    So, relevant to this discussion is a WSJ report that the objective of the new “Trump scorched-earth” strategy is to drive down turnout (basically, get everyone so disgusted with politics they don’t show up) other than his base voters. I think there’s also likely a Paul LePage element to it (he won the governorship of Maine with <40% of the vote due to third parties on the ballot). So, drive down Republican moderate turnout, make independents disgusted with the process, and…somehow? drive down the Democratic vote, AND have those who do show up to vote cast their ballots for third parties, and ta-da, he wins?

    This is exactly why I will fight tooth and nail to preserve the electoral college. This could maybe, possibly, work if we went by popular vote (although honestly I think it's too late for this strategy to even make a dent, let alone work).

    Am I being naive?

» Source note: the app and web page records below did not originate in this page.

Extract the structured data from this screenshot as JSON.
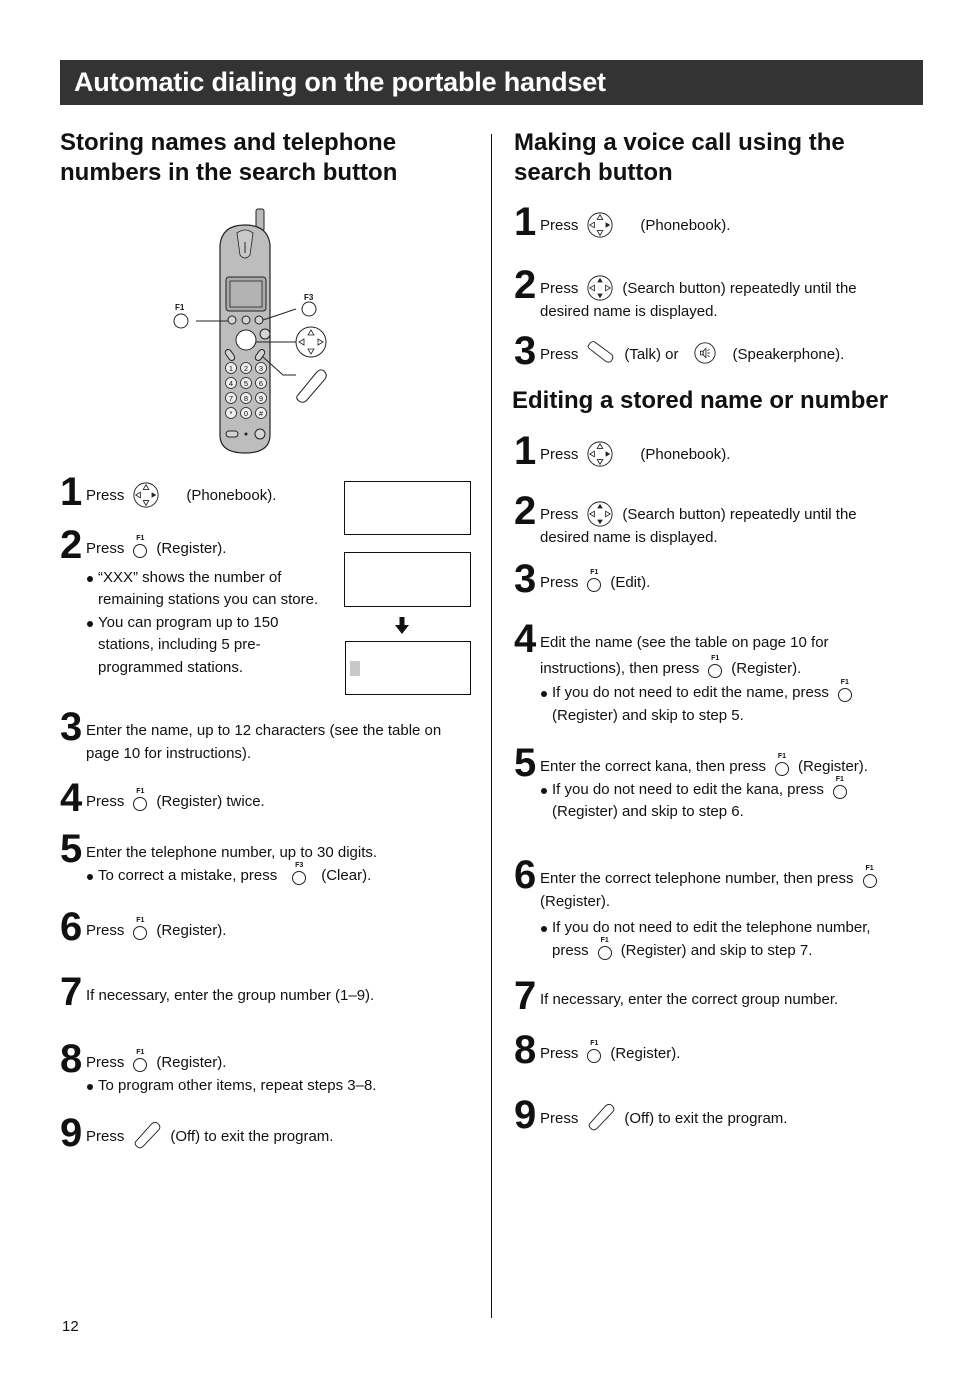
{
  "page": {
    "banner_title": "Automatic dialing on the portable handset",
    "page_number": "12"
  },
  "icons": {
    "navigator": "navigator-key-icon",
    "f1": "f1-key-icon",
    "f3": "f3-key-icon",
    "talk": "talk-key-icon",
    "speaker": "speakerphone-key-icon",
    "off": "off-key-icon",
    "f1_label": "F1",
    "f3_label": "F3"
  },
  "left": {
    "heading": "Storing names and telephone numbers in the search button",
    "illustration": {
      "f1_callout": "F1",
      "f3_callout": "F3",
      "keypad": [
        "1",
        "2",
        "3",
        "4",
        "5",
        "6",
        "7",
        "8",
        "9",
        "*",
        "0",
        "#"
      ]
    },
    "steps": [
      {
        "num": "1",
        "pre": "Press",
        "post": "(Phonebook)."
      },
      {
        "num": "2",
        "pre": "Press",
        "post": "(Register).",
        "bullets": [
          "“XXX” shows the number of remaining stations you can store.",
          "You can program up to 150 stations, including 5 pre-programmed stations."
        ]
      },
      {
        "num": "3",
        "text": "Enter the name, up to 12 characters (see the table on page 10 for instructions)."
      },
      {
        "num": "4",
        "pre": "Press",
        "post": "(Register) twice."
      },
      {
        "num": "5",
        "text": "Enter the telephone number, up to 30 digits.",
        "bullet_pre": "To correct a mistake, press",
        "bullet_post": "(Clear)."
      },
      {
        "num": "6",
        "pre": "Press",
        "post": "(Register)."
      },
      {
        "num": "7",
        "text": "If necessary, enter the group number (1–9)."
      },
      {
        "num": "8",
        "pre": "Press",
        "post": "(Register).",
        "bullet": "To program other items, repeat steps 3–8."
      },
      {
        "num": "9",
        "pre": "Press",
        "post": "(Off) to exit the program."
      }
    ]
  },
  "right": {
    "voice_heading": "Making a voice call using the search button",
    "voice_steps": [
      {
        "num": "1",
        "pre": "Press",
        "post": "(Phonebook)."
      },
      {
        "num": "2",
        "pre": "Press",
        "post": "(Search button) repeatedly until the",
        "cont": "desired name is displayed."
      },
      {
        "num": "3",
        "pre": "Press",
        "mid": "(Talk) or",
        "post": "(Speakerphone)."
      }
    ],
    "edit_heading": "Editing a stored name or number",
    "edit_steps": [
      {
        "num": "1",
        "pre": "Press",
        "post": "(Phonebook)."
      },
      {
        "num": "2",
        "pre": "Press",
        "post": "(Search button) repeatedly until the",
        "cont": "desired name is displayed."
      },
      {
        "num": "3",
        "pre": "Press",
        "post": "(Edit)."
      },
      {
        "num": "4",
        "line1": "Edit the name (see the table on page 10 for",
        "line2_pre": "instructions), then press",
        "line2_post": "(Register).",
        "bullet_pre": "If you do not need to edit the name, press",
        "bullet_post": "(Register) and skip to step 5."
      },
      {
        "num": "5",
        "pre": "Enter the correct kana, then press",
        "post": "(Register).",
        "bullet_pre": "If you do not need to edit the kana, press",
        "bullet_post": "(Register) and skip to step 6."
      },
      {
        "num": "6",
        "pre": "Enter the correct telephone number, then press",
        "post": "(Register).",
        "bullet_line1": "If you do not need to edit the telephone number,",
        "bullet_pre": "press",
        "bullet_post": "(Register) and skip to step 7."
      },
      {
        "num": "7",
        "text": "If necessary, enter the correct group number."
      },
      {
        "num": "8",
        "pre": "Press",
        "post": "(Register)."
      },
      {
        "num": "9",
        "pre": "Press",
        "post": "(Off) to exit the program."
      }
    ]
  }
}
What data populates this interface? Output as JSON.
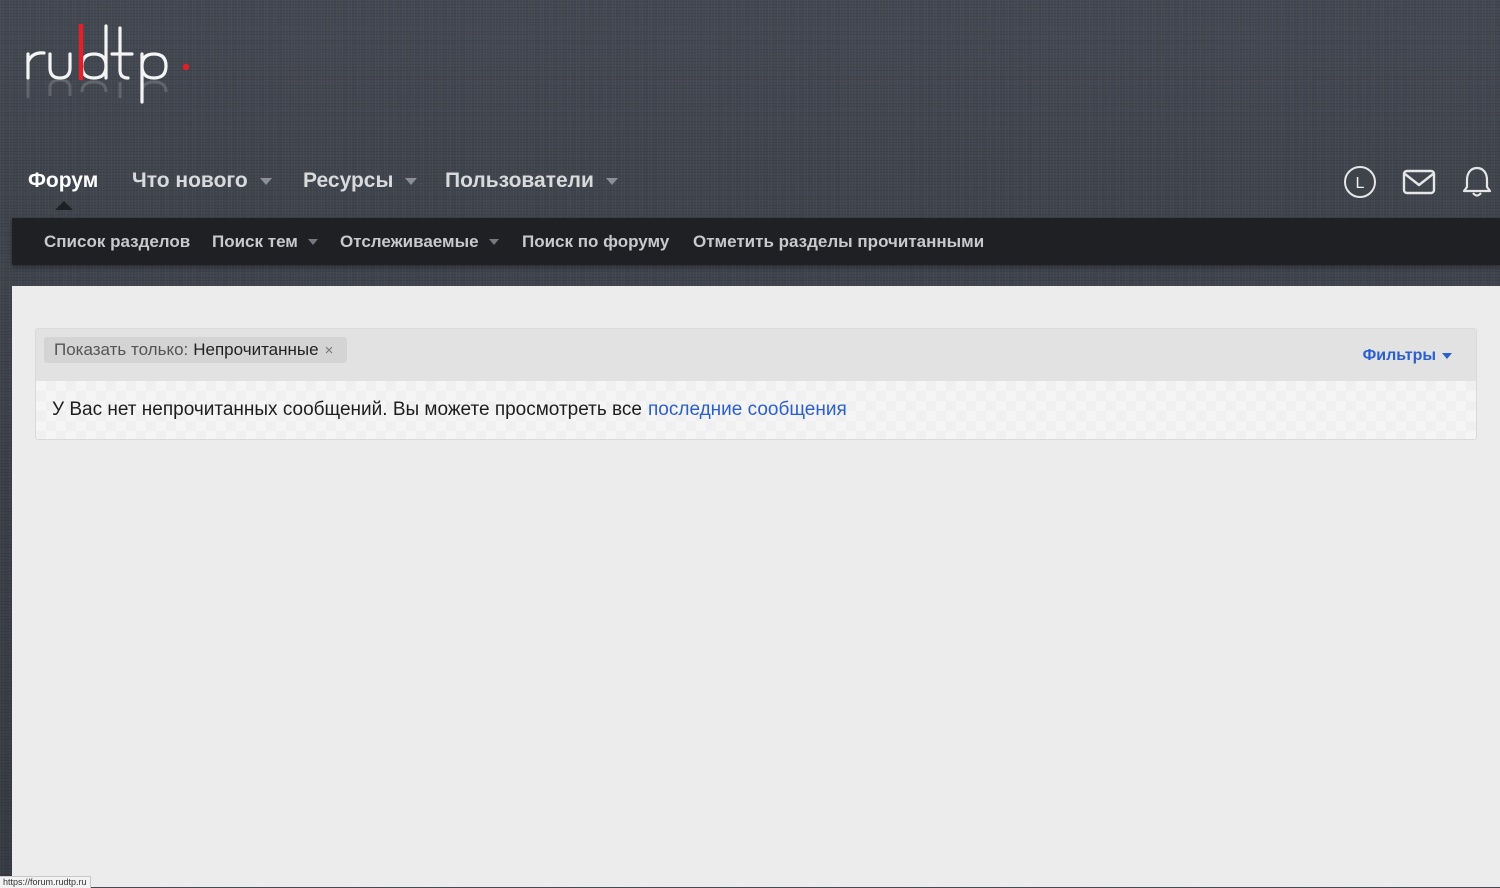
{
  "header": {
    "logo_text": "ru|dtp."
  },
  "nav": {
    "items": [
      {
        "label": "Форум",
        "active": true,
        "has_menu": false
      },
      {
        "label": "Что нового",
        "active": false,
        "has_menu": true
      },
      {
        "label": "Ресурсы",
        "active": false,
        "has_menu": true
      },
      {
        "label": "Пользователи",
        "active": false,
        "has_menu": true
      }
    ],
    "account_avatar_letter": "L",
    "account_icons": [
      "avatar-icon",
      "mail-icon",
      "bell-icon"
    ]
  },
  "subnav": {
    "items": [
      {
        "label": "Список разделов",
        "has_menu": false
      },
      {
        "label": "Поиск тем",
        "has_menu": true
      },
      {
        "label": "Отслеживаемые",
        "has_menu": true
      },
      {
        "label": "Поиск по форуму",
        "has_menu": false
      },
      {
        "label": "Отметить разделы прочитанными",
        "has_menu": false
      }
    ]
  },
  "filter": {
    "chip_label": "Показать только:",
    "chip_value": "Непрочитанные",
    "chip_remove": "×",
    "filters_button": "Фильтры"
  },
  "message": {
    "text": "У Вас нет непрочитанных сообщений. Вы можете просмотреть все",
    "link_text": "последние сообщения"
  },
  "status_bar": {
    "url": "https://forum.rudtp.ru"
  },
  "colors": {
    "accent_link": "#2b5fd0",
    "logo_red": "#e0202a",
    "subnav_bg": "#1f2024",
    "content_bg": "#ececec"
  }
}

Could this strategy actually pan out?

  16. Liberal Capitalist says:

    On an entirely different issue…

    I’m watching Trump live on Fox, on the O’Reilly Factor show.

    On the one hand, Trump is just hyperbolic with his statements… Surprisingly, O’Reilly is not letting him get away with many of his statements.

    Yes, generally still pro-Trump, but the facade has some cracks in it.

  17. Liberal Capitalist says:

    Another very interesting article:

    Imagine you are Trump. You are trying to bluff your way through a debate. You’re running for an office you’re completely unqualified for. You are chasing some glimmer of validation that recedes ever further from view.

  18. CSK says:

    @Liberal Capitalist:

    I read that article, and enjoyed it, but I wonder if Trump has sufficient self-awareness to acknowledge, even on a primal level, his own gross inadequacies.

  19. DRE says:

    Conservative Christians who support Trump because they think he will appoint better Supreme Court Justices are taking a huge risk. You have to ask yourself what Trump cares about. Anyone who has watched him in action knows that he doesn’t care about morality. He doesn’t care about religion. He doesn’t care about life. He cares about power and his ability to use it without limits. The claims he makes about what he will be able to accomplish as President, and the way he talks about leadership, show that he does not understand or approve of our constitutional division of power. If this man has a chance to make appointments to the supreme court, his primary goal will be to remove obstacles to his power as a “Leader”. Any concern for morality or religious freedom will be purely secondary.
    Anyone who values our constitution and institutions (as a conservative should) ought to be very afraid of Donald Trump.

  20. MBunge says:

    @Jen: Am I being naive? Could this strategy actually pan out?

    Yes, but not because of Trump. If it works, it will be because of this joke.

    “What’s the difference between Republicans and Democrats? Democrats already knew Bill Clinton had been publicly accused of sexual assault and rape when they asked him to speak at the last five Democratic National Conventions.”